*ABOUT THIS TASK*. Retype the entries in full, exactly.

───── DATA RECORDS

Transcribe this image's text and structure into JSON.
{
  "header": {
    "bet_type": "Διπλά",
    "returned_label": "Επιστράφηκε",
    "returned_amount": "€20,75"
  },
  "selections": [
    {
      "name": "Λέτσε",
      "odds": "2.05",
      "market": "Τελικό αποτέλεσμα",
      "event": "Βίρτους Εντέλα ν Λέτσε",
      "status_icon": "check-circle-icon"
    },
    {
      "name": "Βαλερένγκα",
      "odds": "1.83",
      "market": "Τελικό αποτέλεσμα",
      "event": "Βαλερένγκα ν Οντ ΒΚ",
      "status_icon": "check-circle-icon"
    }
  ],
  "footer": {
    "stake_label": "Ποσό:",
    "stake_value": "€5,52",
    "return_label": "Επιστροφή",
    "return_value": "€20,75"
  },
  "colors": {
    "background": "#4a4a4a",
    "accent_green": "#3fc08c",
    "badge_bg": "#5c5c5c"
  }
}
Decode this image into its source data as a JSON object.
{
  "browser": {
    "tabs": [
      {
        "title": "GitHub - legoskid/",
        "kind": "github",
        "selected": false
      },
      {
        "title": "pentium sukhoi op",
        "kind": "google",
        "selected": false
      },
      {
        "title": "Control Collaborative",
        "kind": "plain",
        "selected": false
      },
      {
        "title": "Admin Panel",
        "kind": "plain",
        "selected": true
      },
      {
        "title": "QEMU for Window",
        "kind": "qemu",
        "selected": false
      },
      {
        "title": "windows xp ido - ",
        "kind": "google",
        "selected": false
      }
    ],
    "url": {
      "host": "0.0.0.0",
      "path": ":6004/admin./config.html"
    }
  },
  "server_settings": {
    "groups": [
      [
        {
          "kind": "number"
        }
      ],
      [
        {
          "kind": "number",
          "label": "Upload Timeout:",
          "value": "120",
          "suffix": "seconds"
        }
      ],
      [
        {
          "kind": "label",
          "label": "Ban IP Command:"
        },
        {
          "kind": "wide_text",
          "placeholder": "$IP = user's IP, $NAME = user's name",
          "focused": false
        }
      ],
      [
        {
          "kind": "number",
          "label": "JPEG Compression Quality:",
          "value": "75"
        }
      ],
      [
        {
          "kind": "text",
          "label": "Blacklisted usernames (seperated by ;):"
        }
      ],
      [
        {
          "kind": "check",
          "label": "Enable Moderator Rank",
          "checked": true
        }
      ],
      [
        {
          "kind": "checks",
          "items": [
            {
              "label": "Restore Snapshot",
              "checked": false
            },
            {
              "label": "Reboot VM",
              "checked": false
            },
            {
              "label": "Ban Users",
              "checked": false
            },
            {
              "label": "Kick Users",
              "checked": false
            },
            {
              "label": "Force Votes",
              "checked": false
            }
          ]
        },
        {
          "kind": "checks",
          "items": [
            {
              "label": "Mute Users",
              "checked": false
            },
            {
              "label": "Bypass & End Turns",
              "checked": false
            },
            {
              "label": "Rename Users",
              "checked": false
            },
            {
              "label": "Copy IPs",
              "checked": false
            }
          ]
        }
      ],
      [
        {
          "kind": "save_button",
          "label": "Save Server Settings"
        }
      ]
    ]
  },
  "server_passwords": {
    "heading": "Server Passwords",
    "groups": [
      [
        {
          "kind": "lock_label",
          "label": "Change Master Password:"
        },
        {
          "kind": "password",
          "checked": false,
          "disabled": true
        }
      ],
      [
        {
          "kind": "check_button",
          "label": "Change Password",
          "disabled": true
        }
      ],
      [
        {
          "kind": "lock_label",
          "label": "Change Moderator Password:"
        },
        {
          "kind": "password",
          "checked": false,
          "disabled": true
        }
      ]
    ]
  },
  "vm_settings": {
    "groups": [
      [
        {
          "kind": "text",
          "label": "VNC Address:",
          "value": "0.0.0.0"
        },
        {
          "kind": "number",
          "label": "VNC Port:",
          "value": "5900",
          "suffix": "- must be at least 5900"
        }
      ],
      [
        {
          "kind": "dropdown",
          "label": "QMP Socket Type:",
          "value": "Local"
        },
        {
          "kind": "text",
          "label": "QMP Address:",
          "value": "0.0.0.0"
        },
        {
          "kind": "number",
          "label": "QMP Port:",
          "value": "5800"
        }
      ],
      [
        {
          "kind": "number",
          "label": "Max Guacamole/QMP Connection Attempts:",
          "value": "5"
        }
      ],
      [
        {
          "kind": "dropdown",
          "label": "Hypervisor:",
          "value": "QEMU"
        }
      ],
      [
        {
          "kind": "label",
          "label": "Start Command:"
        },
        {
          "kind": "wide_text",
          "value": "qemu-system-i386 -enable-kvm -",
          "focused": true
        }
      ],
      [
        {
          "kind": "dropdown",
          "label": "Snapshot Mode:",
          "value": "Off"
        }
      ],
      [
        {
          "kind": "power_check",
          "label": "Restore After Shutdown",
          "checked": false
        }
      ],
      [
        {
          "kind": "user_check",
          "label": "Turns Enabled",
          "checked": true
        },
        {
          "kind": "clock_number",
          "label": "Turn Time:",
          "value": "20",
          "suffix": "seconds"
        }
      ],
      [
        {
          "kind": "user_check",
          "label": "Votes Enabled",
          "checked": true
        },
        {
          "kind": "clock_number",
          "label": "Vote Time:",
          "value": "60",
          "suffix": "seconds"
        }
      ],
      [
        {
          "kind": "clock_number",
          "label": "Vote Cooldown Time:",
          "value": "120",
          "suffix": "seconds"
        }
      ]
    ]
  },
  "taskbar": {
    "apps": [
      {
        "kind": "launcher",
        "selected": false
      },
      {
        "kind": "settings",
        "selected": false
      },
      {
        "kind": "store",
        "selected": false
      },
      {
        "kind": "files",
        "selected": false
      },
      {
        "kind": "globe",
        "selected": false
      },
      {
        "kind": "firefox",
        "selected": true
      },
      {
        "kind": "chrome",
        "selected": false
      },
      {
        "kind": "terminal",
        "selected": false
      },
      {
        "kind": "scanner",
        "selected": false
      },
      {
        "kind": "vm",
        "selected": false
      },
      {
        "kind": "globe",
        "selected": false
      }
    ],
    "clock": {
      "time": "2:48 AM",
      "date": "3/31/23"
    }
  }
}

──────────

*RESULT*.
Transcribe this image's text and structure into JSON.
{
  "header": {
    "bet_type": "Διπλά",
    "returned_label": "Επιστράφηκε",
    "returned_amount": "€20,75"
  },
  "selections": [
    {
      "name": "Λέτσε",
      "odds": "2.05",
      "market": "Τελικό αποτέλεσμα",
      "event": "Βίρτους Εντέλα ν Λέτσε",
      "status_icon": "check-circle-icon"
    },
    {
      "name": "Βαλερένγκα",
      "odds": "1.83",
      "market": "Τελικό αποτέλεσμα",
      "event": "Βαλερένγκα ν Οντ ΒΚ",
      "status_icon": "check-circle-icon"
    }
  ],
  "footer": {
    "stake_label": "Ποσό:",
    "stake_value": "€5,52",
    "return_label": "Επιστροφή",
    "return_value": "€20,75"
  },
  "colors": {
    "background": "#4a4a4a",
    "accent_green": "#3fc08c",
    "badge_bg": "#5c5c5c"
  }
}
Decode this image into its source data as a JSON object.
{
  "browser": {
    "tabs": [
      {
        "title": "GitHub - legoskid/",
        "kind": "github",
        "selected": false
      },
      {
        "title": "pentium sukhoi op",
        "kind": "google",
        "selected": false
      },
      {
        "title": "Control Collaborative",
        "kind": "plain",
        "selected": false
      },
      {
        "title": "Admin Panel",
        "kind": "plain",
        "selected": true
      },
      {
        "title": "QEMU for Window",
        "kind": "qemu",
        "selected": false
      },
      {
        "title": "windows xp ido - ",
        "kind": "google",
        "selected": false
      }
    ],
    "url": {
      "host": "0.0.0.0",
      "path": ":6004/admin./config.html"
    }
  },
  "server_settings": {
    "groups": [
      [
        {
          "kind": "number"
        }
      ],
      [
        {
          "kind": "number",
          "label": "Upload Timeout:",
          "value": "120",
          "suffix": "seconds"
        }
      ],
      [
        {
          "kind": "label",
          "label": "Ban IP Command:"
        },
        {
          "kind": "wide_text",
          "placeholder": "$IP = user's IP, $NAME = user's name",
          "focused": false
        }
      ],
      [
        {
          "kind": "number",
          "label": "JPEG Compression Quality:",
          "value": "75"
        }
      ],
      [
        {
          "kind": "text",
          "label": "Blacklisted usernames (seperated by ;):"
        }
      ],
      [
        {
          "kind": "check",
          "label": "Enable Moderator Rank",
          "checked": true
        }
      ],
      [
        {
          "kind": "checks",
          "items": [
            {
              "label": "Restore Snapshot",
              "checked": false
            },
            {
              "label": "Reboot VM",
              "checked": false
            },
            {
              "label": "Ban Users",
              "checked": false
            },
            {
              "label": "Kick Users",
              "checked": false
            },
            {
              "label": "Force Votes",
              "checked": false
            }
          ]
        },
        {
          "kind": "checks",
          "items": [
            {
              "label": "Mute Users",
              "checked": false
            },
            {
              "label": "Bypass & End Turns",
              "checked": false
            },
            {
              "label": "Rename Users",
              "checked": false
            },
            {
              "label": "Copy IPs",
              "checked": false
            }
          ]
        }
      ],
      [
        {
          "kind": "save_button",
          "label": "Save Server Settings"
        }
      ]
    ]
  },
  "server_passwords": {
    "heading": "Server Passwords",
    "groups": [
      [
        {
          "kind": "lock_label",
          "label": "Change Master Password:"
        },
        {
          "kind": "password",
          "checked": false,
          "disabled": true
        }
      ],
      [
        {
          "kind": "check_button",
          "label": "Change Password",
          "disabled": true
        }
      ],
      [
        {
          "kind": "lock_label",
          "label": "Change Moderator Password:"
        },
        {
          "kind": "password",
          "checked": false,
          "disabled": true
        }
      ]
    ]
  },
  "vm_settings": {
    "groups": [
      [
        {
          "kind": "text",
          "label": "VNC Address:",
          "value": "0.0.0.0"
        },
        {
          "kind": "number",
          "label": "VNC Port:",
          "value": "5900",
          "suffix": "- must be at least 5900"
        }
      ],
      [
        {
          "kind": "dropdown",
          "label": "QMP Socket Type:",
          "value": "Local"
        },
        {
          "kind": "text",
          "label": "QMP Address:",
          "value": "0.0.0.0"
        },
        {
          "kind": "number",
          "label": "QMP Port:",
          "value": "5800"
        }
      ],
      [
        {
          "kind": "number",
          "label": "Max Guacamole/QMP Connection Attempts:",
          "value": "5"
        }
      ],
      [
        {
          "kind": "dropdown",
          "label": "Hypervisor:",
          "value": "QEMU"
        }
      ],
      [
        {
          "kind": "label",
          "label": "Start Command:"
        },
        {
          "kind": "wide_text",
          "value": "qemu-system-i386 -enable-kvm -",
          "focused": true
        }
      ],
      [
        {
          "kind": "dropdown",
          "label": "Snapshot Mode:",
          "value": "Off"
        }
      ],
      [
        {
          "kind": "power_check",
          "label": "Restore After Shutdown",
          "checked": false
        }
      ],
      [
        {
          "kind": "user_check",
          "label": "Turns Enabled",
          "checked": true
        },
        {
          "kind": "clock_number",
          "label": "Turn Time:",
          "value": "20",
          "suffix": "seconds"
        }
      ],
      [
        {
          "kind": "user_check",
          "label": "Votes Enabled",
          "checked": true
        },
        {
          "kind": "clock_number",
          "label": "Vote Time:",
          "value": "60",
          "suffix": "seconds"
        }
      ],
      [
        {
          "kind": "clock_number",
          "label": "Vote Cooldown Time:",
          "value": "120",
          "suffix": "seconds"
        }
      ]
    ]
  },
  "taskbar": {
    "apps": [
      {
        "kind": "launcher",
        "selected": false
      },
      {
        "kind": "settings",
        "selected": false
      },
      {
        "kind": "store",
        "selected": false
      },
      {
        "kind": "files",
        "selected": false
      },
      {
        "kind": "globe",
        "selected": false
      },
      {
        "kind": "firefox",
        "selected": true
      },
      {
        "kind": "chrome",
        "selected": false
      },
      {
        "kind": "terminal",
        "selected": false
      },
      {
        "kind": "scanner",
        "selected": false
      },
      {
        "kind": "vm",
        "selected": false
      },
      {
        "kind": "globe",
        "selected": false
      }
    ],
    "clock": {
      "time": "2:48 AM",
      "date": "3/31/23"
    }
  }
}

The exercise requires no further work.